[Records drawn from a dataset]

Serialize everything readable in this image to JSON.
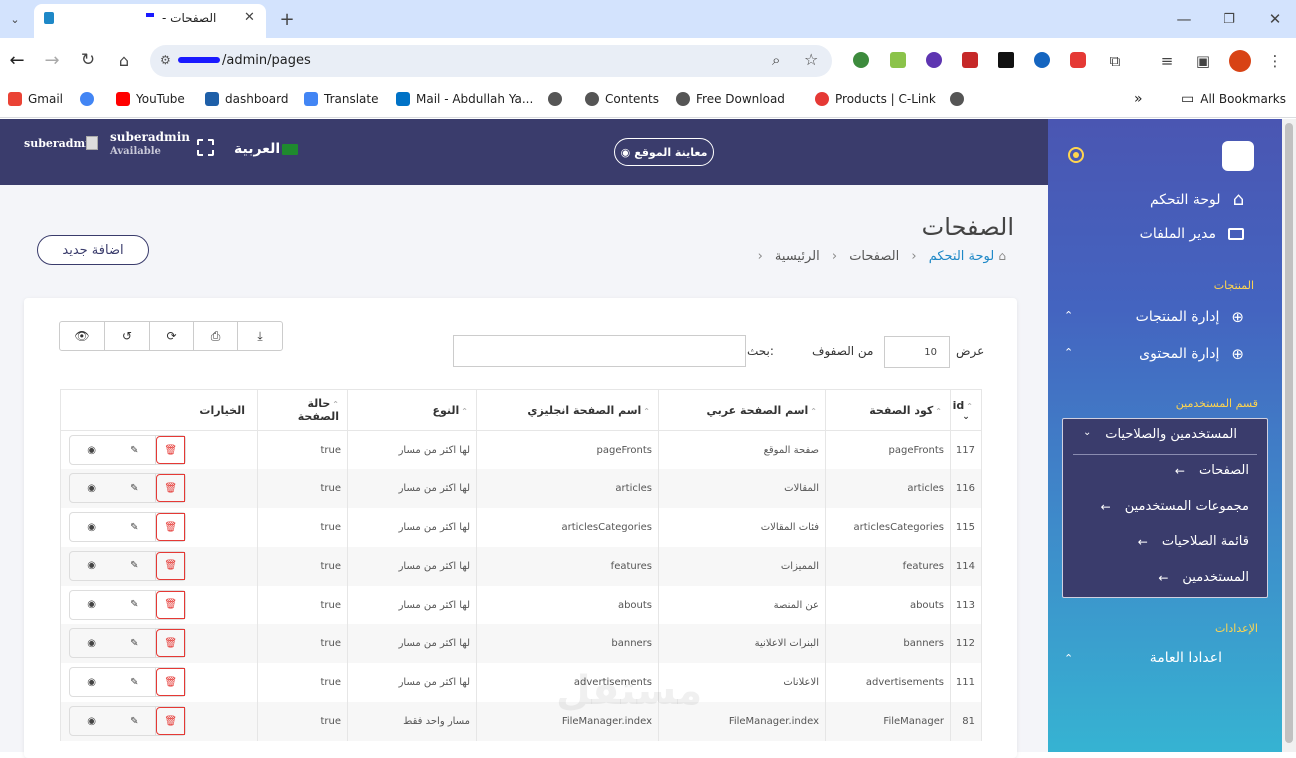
{
  "browser": {
    "tab_title": "الصفحات - ",
    "url": "/admin/pages",
    "bookmarks": [
      "Gmail",
      "YouTube",
      "dashboard",
      "Translate",
      "Mail - Abdullah Ya...",
      "Contents",
      "Free Download",
      "Products | C-Link"
    ],
    "all_bookmarks": "All Bookmarks"
  },
  "topbar": {
    "user_name": "suberadmin",
    "user_status": "Available",
    "avatar_alt": "suberadmin",
    "language": "العربية",
    "view_site": "معاينة الموقع"
  },
  "page": {
    "title": "الصفحات",
    "breadcrumb": [
      "لوحة التحكم",
      "الصفحات",
      "الرئيسية"
    ],
    "add_new": "اضافة جديد",
    "show_label": "عرض",
    "page_size": "10",
    "rows_label": "من الصفوف",
    "search_label": "بحث:"
  },
  "table": {
    "headers": [
      "id",
      "كود الصفحة",
      "اسم الصفحة عربي",
      "اسم الصفحة انجليزي",
      "النوع",
      "حالة الصفحة",
      "الخيارات"
    ],
    "rows": [
      [
        "117",
        "pageFronts",
        "صفحة الموقع",
        "pageFronts",
        "لها اكثر من مسار",
        "true"
      ],
      [
        "116",
        "articles",
        "المقالات",
        "articles",
        "لها اكثر من مسار",
        "true"
      ],
      [
        "115",
        "articlesCategories",
        "فئات المقالات",
        "articlesCategories",
        "لها اكثر من مسار",
        "true"
      ],
      [
        "114",
        "features",
        "المميزات",
        "features",
        "لها اكثر من مسار",
        "true"
      ],
      [
        "113",
        "abouts",
        "عن المنصة",
        "abouts",
        "لها اكثر من مسار",
        "true"
      ],
      [
        "112",
        "banners",
        "البنرات الاعلانية",
        "banners",
        "لها اكثر من مسار",
        "true"
      ],
      [
        "111",
        "advertisements",
        "الاعلانات",
        "advertisements",
        "لها اكثر من مسار",
        "true"
      ],
      [
        "81",
        "FileManager",
        "FileManager.index",
        "FileManager.index",
        "مسار واحد فقط",
        "true"
      ]
    ]
  },
  "sidebar": {
    "dashboard": "لوحة التحكم",
    "file_manager": "مدير الملفات",
    "section_products": "المنتجات",
    "manage_products": "إدارة المنتجات",
    "manage_content": "إدارة المحتوى",
    "section_users": "قسم المستخدمين",
    "users_permissions": "المستخدمين والصلاحيات",
    "submenu": [
      "الصفحات",
      "مجموعات المستخدمين",
      "قائمة الصلاحيات",
      "المستخدمين"
    ],
    "section_settings": "الإعدادات",
    "general_settings": "اعدادا العامة"
  },
  "colors": {
    "topbar": "#3a3c6c",
    "accent": "#1e88c7",
    "danger": "#e53935"
  }
}
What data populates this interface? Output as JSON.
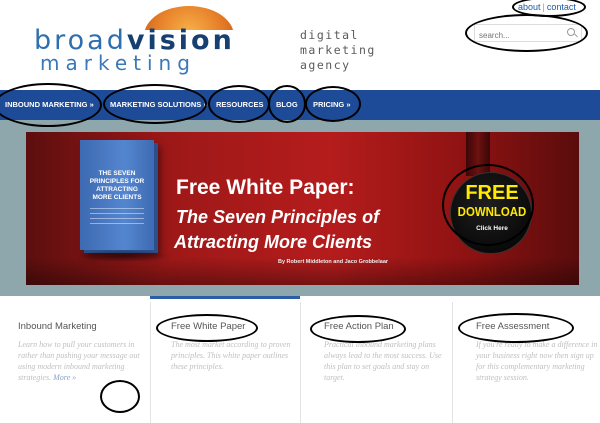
{
  "header": {
    "logo_word1_a": "broad",
    "logo_word1_b": "vision",
    "logo_word2": "marketing",
    "tagline_line1": "digital",
    "tagline_line2": "marketing",
    "tagline_line3": "agency",
    "top_links": {
      "about": "about",
      "separator": "|",
      "contact": "contact"
    },
    "search_placeholder": "search..."
  },
  "nav": {
    "items": [
      {
        "label": "INBOUND MARKETING »"
      },
      {
        "label": "MARKETING SOLUTIONS »"
      },
      {
        "label": "RESOURCES"
      },
      {
        "label": "BLOG"
      },
      {
        "label": "PRICING »"
      }
    ]
  },
  "banner": {
    "book_title": "THE SEVEN PRINCIPLES FOR ATTRACTING MORE CLIENTS",
    "heading": "Free White Paper:",
    "subheading_line1": "The Seven Principles of",
    "subheading_line2": "Attracting More Clients",
    "author": "By Robert Middleton and Jaco Grobbelaar",
    "seal_free": "FREE",
    "seal_download": "DOWNLOAD",
    "seal_click": "Click Here"
  },
  "columns": [
    {
      "title": "Inbound Marketing",
      "text": "Learn how to pull your customers in rather than pushing your message out using modern inbound marketing strategies.",
      "more": "More »"
    },
    {
      "title": "Free White Paper",
      "text": "The most market according to proven principles. This white paper outlines these principles.",
      "more": ""
    },
    {
      "title": "Free Action Plan",
      "text": "Practical inbound marketing plans always lead to the most success. Use this plan to set goals and stay on target.",
      "more": ""
    },
    {
      "title": "Free Assessment",
      "text": "If you're ready to make a difference in your business right now then sign up for this complementary marketing strategy session.",
      "more": ""
    }
  ],
  "colors": {
    "nav_background": "#1d4b97",
    "banner_red": "#b51c1c",
    "brand_blue": "#2f6fb0",
    "logo_sun": "#e8812a",
    "seal_text": "#ffea00"
  }
}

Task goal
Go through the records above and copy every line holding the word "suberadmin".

Task result
    "user_name": "suberadmin",
    "avatar_alt": "suberadmin",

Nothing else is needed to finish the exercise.